4a. Stellaria borealis Bigelow subsp. borealis Boreal starwort
Spergulastrum lanceolatum Michaux; Stellaria borealis var. floribunda Fernald; S. borealis var. isophylla Fernald; S. calycantha (Ledebour) Bongard var. floribunda (Fernald) Fernald; S. calycantha subsp. interior Hultén; S. calycantha var. isophylla (Fernald) Fernald; S. calycantha var. latifolia B. Boivin; S. calycantha var. laurentiana Fernald
Plants straggling to bushy and erect. Stems glabrous. Leaf blades elliptic-lanceolate (rarely elliptic) to narrowly elliptic or linear-lanceolate, usually 2-3 cm, rarely longer, widest just below (rarely at) middle. Pedicels not reflexed in fruit (except in small, erect plants from nw North America). Flowers usually 5-6 mm diam.; sepals with midvein extending to near apex, lateral veins visible only at base, ovate to ovate-triangular, 2-3.3, to 0.5 times as long as capsule. Capsules dark brown, opaque, 3-4.5 mm, somewhat less than 2 times as long as broad. Seeds smooth or indistinctly rugulose. 2n = 52.

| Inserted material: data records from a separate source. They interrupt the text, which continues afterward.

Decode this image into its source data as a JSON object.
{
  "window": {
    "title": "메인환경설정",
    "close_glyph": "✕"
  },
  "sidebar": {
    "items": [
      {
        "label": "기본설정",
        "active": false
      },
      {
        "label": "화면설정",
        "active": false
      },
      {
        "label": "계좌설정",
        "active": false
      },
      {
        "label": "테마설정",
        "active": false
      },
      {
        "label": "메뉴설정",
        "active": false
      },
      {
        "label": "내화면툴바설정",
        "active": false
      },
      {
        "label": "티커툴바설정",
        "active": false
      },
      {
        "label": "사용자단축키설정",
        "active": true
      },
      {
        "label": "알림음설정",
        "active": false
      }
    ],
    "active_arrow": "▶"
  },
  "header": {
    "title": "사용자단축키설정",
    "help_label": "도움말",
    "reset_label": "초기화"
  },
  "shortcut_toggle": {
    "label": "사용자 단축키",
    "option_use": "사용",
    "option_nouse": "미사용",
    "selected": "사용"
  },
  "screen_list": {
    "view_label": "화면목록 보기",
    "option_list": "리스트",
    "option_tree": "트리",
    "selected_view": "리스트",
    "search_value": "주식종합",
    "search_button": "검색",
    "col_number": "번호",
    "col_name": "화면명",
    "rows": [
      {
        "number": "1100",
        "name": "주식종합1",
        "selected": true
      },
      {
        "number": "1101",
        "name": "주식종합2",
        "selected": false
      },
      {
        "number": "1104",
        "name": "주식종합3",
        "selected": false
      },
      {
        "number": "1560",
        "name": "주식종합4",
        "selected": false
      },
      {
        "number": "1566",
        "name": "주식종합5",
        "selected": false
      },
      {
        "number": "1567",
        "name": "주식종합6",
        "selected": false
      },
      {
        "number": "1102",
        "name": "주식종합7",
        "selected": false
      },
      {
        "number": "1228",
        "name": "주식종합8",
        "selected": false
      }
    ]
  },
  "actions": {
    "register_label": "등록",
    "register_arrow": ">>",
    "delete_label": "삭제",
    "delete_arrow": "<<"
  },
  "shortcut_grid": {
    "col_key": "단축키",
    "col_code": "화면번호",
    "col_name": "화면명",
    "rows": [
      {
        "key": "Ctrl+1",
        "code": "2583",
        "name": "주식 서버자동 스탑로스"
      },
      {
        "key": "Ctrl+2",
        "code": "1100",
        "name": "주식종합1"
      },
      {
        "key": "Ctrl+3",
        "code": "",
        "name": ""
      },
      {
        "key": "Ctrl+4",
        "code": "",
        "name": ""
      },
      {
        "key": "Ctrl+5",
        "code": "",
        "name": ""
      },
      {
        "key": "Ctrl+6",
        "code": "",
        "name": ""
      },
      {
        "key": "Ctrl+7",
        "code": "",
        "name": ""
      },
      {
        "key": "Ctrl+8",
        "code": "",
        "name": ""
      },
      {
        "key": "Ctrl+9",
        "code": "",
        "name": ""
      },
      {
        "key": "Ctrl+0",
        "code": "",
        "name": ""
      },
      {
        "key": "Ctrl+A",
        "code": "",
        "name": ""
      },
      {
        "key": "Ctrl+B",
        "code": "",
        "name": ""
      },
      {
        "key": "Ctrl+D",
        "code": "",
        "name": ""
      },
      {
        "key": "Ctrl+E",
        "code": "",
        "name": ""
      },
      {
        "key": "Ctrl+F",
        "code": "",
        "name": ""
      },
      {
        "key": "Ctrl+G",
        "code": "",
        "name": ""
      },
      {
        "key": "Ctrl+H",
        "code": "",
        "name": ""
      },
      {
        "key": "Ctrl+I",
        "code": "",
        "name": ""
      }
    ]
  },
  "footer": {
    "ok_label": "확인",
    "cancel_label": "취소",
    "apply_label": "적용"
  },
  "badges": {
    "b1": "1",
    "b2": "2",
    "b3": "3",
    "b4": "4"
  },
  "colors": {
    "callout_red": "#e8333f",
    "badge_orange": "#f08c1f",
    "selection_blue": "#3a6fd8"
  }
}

Flowering spring-summer. Open marshy woodlands and grasslands, river and roadside gravel, among boulders on talus slopes, edges of moist lowland and floodplain forests; 0-3500 m; Greenland; St. Pierre and Miquelon; Alta., B.C., Man., N.B., Nfld. and Labr., N.W.T., N.S., Nunavut, Ont., P.E.I., Que., Sask., Yukon; Alaska, Calif., Colo., Conn., Idaho, Maine, Mass., Mich., Minn., Mont., Nev., N.H., N.J., N.Y., Oreg., Pa., R.I., Utah, Vt., Wash., W.Va., Wis., Wyo.; Europe; Asia.
The circumboreal subsp. borealis is highly variable in habit, leaf shape, and inflorescence development. This variation is partly genetic but is also greatly influenced by the environment. The broad-leaved form named Stellaria calycantha var. latifolia is of occasional occurrence. A similar broad-leaved form occurs in subsp. sitchana. In both of these variants, the leaf blades are elliptic-lanceolate to elliptic, with a length-to-width ratio of 2.5-3 : 1. These variants retain their characters under cultivation. However, the occurrence of the same variational trend in both subspecies makes taxonomic recognition of this variation problematic.
Subspecies borealis hybridizes fairly frequently with S. longifolia to produce a sterile triploid (2n = 39). These hybrids are intermediate between the parents but have copious inflorescences with widely divaricate branches and numerous small, completely sterile flowers. Similar hybrids can be readily produced experimentally (C. C. Chinnappa 1985). European and North American workers (most recently B. Jonsell and T. Karlsson 2000+, vol. 2) often have called these hybrids S. alpestris Fries, but that name has caused a great deal of confusion and R. K. Rabeler (1986) concluded that it more correctly applies to subsp. borealis.